Stored records:
══════
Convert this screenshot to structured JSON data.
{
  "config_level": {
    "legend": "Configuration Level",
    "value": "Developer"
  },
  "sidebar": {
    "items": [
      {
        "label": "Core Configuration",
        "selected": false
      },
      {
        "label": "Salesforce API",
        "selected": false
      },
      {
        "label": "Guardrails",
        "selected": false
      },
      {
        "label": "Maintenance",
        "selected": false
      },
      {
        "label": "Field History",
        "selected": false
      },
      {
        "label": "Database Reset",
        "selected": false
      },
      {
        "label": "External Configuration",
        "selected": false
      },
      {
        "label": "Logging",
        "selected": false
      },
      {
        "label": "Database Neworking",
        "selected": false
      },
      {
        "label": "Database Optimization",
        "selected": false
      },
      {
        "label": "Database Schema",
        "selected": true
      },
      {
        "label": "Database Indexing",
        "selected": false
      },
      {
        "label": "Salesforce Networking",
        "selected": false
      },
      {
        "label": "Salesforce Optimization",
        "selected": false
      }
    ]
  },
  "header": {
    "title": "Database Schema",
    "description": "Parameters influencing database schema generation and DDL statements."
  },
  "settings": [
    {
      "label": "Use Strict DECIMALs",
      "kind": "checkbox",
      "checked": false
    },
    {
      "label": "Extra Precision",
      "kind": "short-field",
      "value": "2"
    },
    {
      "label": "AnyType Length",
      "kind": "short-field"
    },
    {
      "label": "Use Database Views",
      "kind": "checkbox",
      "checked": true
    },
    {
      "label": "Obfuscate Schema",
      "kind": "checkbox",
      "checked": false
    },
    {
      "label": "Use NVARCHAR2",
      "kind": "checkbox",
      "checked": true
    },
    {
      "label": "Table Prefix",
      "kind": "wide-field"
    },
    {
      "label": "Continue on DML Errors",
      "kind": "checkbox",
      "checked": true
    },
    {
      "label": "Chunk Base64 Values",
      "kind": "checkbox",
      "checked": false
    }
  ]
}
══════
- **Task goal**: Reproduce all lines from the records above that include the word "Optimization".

- **Exercise response**:
        "label": "Database Optimization",
        "label": "Salesforce Optimization",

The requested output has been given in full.